Sunday, March 27, 2016

Book Review: Sorcerer to the Crown

It seems that right now I only want to write reviews for things that are set to be posted in a few weeks, ho-hum. I mean, it's not that I didn't like this book, on the contrary I enjoyed it from the very first snippets I tried on Tor, although I had to be careful that I didn't read this book and A Darker Shade of Magic back to back since I wasn't sure how similar their settings would be. They are quite different it turns out, DSoM feels like a more generic fantasy even though it revolves specifically around the city of London. However, SttC revolves around England itself, a real England where you can't describe it with just one color. 

Sorcerer to the Crown by Zen Chou
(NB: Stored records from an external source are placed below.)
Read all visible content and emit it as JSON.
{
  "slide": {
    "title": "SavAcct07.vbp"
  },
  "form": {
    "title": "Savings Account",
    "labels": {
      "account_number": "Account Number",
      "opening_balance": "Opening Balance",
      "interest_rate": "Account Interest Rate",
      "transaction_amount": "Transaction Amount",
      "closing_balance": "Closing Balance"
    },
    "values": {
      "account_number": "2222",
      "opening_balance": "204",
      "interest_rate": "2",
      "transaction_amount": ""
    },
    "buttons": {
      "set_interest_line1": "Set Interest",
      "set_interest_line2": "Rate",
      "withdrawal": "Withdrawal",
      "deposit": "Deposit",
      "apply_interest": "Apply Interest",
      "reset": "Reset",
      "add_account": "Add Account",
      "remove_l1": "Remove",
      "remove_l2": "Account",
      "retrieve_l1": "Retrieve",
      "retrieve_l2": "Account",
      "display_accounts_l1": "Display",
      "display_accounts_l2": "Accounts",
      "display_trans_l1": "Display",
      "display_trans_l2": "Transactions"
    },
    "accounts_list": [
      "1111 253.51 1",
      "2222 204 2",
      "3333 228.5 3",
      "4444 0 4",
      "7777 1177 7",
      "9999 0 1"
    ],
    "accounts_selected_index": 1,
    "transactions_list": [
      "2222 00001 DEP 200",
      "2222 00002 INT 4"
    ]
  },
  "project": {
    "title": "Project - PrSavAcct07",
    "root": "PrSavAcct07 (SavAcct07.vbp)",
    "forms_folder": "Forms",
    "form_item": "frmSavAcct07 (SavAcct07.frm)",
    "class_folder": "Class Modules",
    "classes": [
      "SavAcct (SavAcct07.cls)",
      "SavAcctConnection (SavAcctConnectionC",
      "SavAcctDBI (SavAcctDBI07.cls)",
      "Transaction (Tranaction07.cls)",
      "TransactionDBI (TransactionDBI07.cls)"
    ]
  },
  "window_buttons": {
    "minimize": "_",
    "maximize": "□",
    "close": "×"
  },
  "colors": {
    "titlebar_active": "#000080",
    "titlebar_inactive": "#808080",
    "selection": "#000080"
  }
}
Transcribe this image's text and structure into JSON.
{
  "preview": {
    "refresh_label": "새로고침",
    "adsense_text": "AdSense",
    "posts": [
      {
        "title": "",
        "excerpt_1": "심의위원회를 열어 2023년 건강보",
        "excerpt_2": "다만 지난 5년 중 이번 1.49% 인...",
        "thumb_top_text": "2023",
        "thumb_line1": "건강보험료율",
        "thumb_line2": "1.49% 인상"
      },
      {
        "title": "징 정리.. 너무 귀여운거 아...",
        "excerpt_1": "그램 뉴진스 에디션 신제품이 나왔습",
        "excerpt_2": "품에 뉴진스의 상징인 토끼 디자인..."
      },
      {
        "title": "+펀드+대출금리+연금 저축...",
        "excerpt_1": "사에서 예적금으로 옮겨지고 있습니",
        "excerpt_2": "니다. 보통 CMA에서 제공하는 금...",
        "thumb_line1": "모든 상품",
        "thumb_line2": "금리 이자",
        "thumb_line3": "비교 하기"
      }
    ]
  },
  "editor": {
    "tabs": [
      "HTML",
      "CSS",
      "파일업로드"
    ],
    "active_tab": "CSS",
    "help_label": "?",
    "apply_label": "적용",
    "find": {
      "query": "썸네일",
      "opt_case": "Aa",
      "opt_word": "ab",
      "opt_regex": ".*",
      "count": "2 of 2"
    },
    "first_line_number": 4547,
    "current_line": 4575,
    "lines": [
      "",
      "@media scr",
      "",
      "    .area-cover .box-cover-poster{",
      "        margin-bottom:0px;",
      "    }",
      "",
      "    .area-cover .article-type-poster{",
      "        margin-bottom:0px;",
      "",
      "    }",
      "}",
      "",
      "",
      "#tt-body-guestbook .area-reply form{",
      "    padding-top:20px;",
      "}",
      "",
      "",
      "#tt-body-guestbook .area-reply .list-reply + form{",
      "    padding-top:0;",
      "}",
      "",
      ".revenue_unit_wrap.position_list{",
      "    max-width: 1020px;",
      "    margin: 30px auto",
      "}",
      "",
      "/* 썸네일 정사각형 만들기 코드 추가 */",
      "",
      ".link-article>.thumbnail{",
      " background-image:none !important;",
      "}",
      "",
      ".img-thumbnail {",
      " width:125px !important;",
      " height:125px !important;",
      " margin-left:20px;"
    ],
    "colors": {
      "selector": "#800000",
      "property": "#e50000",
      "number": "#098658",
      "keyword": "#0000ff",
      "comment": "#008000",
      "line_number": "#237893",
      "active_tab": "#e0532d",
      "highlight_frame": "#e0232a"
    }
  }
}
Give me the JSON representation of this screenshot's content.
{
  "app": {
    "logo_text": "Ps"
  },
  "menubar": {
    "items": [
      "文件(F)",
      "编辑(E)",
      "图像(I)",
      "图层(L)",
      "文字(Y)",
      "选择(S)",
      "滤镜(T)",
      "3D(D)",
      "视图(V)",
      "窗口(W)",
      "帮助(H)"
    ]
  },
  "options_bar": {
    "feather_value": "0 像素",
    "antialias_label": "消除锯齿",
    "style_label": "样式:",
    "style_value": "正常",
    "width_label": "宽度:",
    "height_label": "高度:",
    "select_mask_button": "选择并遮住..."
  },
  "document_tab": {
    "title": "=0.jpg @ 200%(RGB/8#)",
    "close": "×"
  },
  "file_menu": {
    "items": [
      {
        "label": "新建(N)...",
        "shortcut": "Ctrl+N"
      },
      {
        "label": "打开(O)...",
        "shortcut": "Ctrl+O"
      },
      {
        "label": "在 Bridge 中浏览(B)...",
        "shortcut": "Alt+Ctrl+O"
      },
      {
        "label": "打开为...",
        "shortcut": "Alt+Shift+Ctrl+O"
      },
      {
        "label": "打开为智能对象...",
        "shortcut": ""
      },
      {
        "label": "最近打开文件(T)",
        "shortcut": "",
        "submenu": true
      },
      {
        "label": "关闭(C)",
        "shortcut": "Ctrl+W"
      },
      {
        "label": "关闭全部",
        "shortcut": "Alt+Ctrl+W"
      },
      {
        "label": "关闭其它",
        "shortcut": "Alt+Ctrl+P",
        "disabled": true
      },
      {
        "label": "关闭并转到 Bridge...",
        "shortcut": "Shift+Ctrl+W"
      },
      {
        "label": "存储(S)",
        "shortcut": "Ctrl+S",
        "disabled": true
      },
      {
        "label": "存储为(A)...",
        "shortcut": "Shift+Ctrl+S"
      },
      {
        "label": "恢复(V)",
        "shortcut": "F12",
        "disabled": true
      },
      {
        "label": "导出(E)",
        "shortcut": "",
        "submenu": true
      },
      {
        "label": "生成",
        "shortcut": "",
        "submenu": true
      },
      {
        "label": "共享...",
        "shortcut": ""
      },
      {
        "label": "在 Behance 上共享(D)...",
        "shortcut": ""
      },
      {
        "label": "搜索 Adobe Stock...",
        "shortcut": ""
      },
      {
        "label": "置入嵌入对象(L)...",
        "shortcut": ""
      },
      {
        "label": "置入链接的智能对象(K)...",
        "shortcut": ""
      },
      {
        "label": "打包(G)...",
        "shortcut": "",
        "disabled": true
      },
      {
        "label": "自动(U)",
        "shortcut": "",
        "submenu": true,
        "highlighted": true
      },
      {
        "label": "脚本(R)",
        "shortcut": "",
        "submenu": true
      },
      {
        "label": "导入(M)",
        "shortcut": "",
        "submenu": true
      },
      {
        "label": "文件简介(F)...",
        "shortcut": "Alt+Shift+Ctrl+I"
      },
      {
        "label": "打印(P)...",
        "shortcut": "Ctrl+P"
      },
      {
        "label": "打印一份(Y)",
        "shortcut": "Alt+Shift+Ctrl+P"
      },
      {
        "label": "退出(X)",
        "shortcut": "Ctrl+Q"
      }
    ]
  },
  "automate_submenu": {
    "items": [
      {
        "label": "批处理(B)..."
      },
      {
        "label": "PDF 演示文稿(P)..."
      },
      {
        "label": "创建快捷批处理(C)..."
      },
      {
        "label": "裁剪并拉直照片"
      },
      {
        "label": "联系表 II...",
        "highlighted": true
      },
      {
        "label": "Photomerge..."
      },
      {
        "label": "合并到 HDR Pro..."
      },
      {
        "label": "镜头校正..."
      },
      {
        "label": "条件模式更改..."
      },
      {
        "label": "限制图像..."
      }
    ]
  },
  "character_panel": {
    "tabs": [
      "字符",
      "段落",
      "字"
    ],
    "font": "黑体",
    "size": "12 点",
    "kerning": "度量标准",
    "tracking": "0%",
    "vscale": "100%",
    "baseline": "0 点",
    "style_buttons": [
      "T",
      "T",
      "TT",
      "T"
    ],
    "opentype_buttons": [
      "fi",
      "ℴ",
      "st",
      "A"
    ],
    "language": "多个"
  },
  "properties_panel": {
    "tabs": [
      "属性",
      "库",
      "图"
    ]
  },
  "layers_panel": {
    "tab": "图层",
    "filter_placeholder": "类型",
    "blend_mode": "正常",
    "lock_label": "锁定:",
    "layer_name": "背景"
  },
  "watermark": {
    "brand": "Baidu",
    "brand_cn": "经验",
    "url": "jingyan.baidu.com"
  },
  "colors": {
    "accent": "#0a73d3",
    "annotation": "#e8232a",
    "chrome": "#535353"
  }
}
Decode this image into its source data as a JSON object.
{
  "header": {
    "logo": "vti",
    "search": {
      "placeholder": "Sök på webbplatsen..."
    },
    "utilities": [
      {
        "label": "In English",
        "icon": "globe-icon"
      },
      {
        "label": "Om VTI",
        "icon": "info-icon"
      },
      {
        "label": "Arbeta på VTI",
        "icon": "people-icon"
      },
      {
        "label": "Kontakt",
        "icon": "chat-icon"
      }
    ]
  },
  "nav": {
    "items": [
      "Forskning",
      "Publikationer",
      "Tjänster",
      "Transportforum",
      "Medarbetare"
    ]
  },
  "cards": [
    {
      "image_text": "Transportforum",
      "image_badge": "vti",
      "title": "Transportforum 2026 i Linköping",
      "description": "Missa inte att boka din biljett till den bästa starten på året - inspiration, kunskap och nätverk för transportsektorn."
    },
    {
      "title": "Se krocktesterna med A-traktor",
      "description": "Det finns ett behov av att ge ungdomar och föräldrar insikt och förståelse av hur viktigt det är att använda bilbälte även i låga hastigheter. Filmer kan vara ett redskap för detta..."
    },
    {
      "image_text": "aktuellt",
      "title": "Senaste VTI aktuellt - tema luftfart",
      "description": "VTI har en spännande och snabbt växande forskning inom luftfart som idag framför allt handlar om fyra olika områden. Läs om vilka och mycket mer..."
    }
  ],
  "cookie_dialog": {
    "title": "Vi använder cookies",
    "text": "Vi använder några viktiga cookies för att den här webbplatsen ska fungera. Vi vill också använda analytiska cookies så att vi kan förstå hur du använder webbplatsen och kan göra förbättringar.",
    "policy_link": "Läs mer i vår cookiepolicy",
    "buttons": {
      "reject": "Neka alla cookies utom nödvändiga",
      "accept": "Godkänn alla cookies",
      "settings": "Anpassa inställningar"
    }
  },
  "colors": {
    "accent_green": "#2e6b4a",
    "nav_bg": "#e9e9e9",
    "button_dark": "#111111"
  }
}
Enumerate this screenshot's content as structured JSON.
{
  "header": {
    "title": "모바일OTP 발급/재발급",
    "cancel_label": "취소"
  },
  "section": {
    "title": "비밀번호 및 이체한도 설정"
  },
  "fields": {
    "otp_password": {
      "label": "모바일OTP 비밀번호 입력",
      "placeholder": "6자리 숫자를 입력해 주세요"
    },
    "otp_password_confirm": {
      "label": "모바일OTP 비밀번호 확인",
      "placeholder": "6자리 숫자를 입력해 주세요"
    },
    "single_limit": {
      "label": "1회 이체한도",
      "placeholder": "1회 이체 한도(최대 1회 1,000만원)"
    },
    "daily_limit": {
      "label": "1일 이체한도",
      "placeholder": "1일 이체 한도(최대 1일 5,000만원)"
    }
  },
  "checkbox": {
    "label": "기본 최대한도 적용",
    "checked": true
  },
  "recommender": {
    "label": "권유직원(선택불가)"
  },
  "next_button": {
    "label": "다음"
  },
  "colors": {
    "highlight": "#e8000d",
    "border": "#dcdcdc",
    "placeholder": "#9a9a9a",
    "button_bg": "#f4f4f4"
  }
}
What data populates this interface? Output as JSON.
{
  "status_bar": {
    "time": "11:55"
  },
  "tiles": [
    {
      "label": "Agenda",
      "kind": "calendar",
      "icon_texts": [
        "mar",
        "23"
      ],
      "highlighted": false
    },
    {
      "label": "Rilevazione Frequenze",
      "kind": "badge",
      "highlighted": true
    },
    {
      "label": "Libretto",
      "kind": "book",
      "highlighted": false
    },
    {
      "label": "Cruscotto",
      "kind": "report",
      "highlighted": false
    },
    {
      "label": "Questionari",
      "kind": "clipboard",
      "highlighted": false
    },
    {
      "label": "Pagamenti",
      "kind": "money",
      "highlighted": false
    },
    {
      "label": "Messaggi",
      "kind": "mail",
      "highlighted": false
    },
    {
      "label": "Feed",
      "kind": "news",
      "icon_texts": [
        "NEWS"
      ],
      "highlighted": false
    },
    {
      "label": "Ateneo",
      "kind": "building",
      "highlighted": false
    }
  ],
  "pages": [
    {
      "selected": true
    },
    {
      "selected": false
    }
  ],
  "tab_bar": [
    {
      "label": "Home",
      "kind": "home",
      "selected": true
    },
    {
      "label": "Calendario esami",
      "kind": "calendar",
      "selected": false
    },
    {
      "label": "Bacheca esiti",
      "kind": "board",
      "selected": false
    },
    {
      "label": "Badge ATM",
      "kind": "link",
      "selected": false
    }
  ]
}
Following the death of his adopted father, former slave Zacharias has inherited the position of Sorcerer Royale and begins his auspicious career with a crisis unlike anything his predecessors have faced: England is losing her magic and fast. Accepted by almost none of the white magicians who would gladly take the position and staff for themselves, Zacharias has to explore any possibility of restoring England's magical glory and yet it seems as if the magical situation in England is even more complicated than he expected, as "gentlewitch" Prunella can certainly attest to.

I know that for a lot of people, regency-era books (especially Pride and Prejudice style ones) are a comfort food of sorts. I wouldn't say this is quite true for me, even after adjusting the criteria to be "regency-era stories with magic" I still wouldn't say it, as odd as it sounds I find the more complicated stories the most comforting. But this book was a bit more complicated than most comparable ones I've read (the first two series that spring to mind are Gail Carriger's Parasol Protectorate+related series and Mary Robinette Kowal's books) since it actually had non-white leads! Honestly, if you say the series had one, two, or even three leads you could still say it had all non-white leads* which I'm sad to say I don't stumble across often in any of my books. But for a story set in a historical period where the prevailing response from authors and readers alike is "well there just weren't that many non-white British etc in places of power like where I placed my characters" and similar, yes it's very nice that I don't have to read a book and do mental aerobatics trying to figure out if there really was no way to diversify the book more or if the author is less open than they say. Not having to worry about that and instead having the text itself truly address and explore these ideas certainly makes it more comfort food-like since I don't have to think as much! 

And let's be honest, this is a fantasy novel. I've been thinking about a line I heard recently about the Hamilton musical, namely that by recasting all but one of the major (white) characters with non-white leads it has provided a deeper connection to history for some of the actors (who have admitted this, I'm not putting words in their mouths) and I think this is also a great argument for fiction in general^.

So yes, from it's very beginning, this is a story about multiple characters who live in a nuanced, complicated world, ie a realistic one where there is also magic. The fact that Zacharias is black does not mean that he automatically sympathizes with Prunella and the other gentlewitches, he is horrified at the lengths her school goes to restrain their magic but he still views Prunella as a project at first, a chance to try something new with magic and to present to the other magicians for their approval (and Prunella certainly views Zacharias as a means to a goal at this point as well). The story does suffer from a few pacing problems and obfuscates some plot points as if they knew there was a reader following them which felt like inelegant writing. But by and large, yes I could buy into the fact that the side characters were rather large bigots. It was no stretch of the imagination to for me to believe that yes, a lot of the plot stemmed from characters in the British government failing, and probably not wanting, to realize that the world is complicated and not made in their own image and therefore arrogantly failing to take appropriate action. Zacharias and Prunella are interesting characters, neither is what you would call scheming but they both have multiple plans and plots in action at all times and those complications made them feel very human indeed. I think there's a lot to like for fans of both character dramas and plot-driven stories, this review on Tor dives a bit more into the character drama and hopefully helps convince a few more folks to try the book out!

*(African, half-Indian I believe, and Southeast Asian, I also got the impression that all of them are too dark to pass as purely White British)
^no I'm not coming down from my soapbox, I rather like the view from up here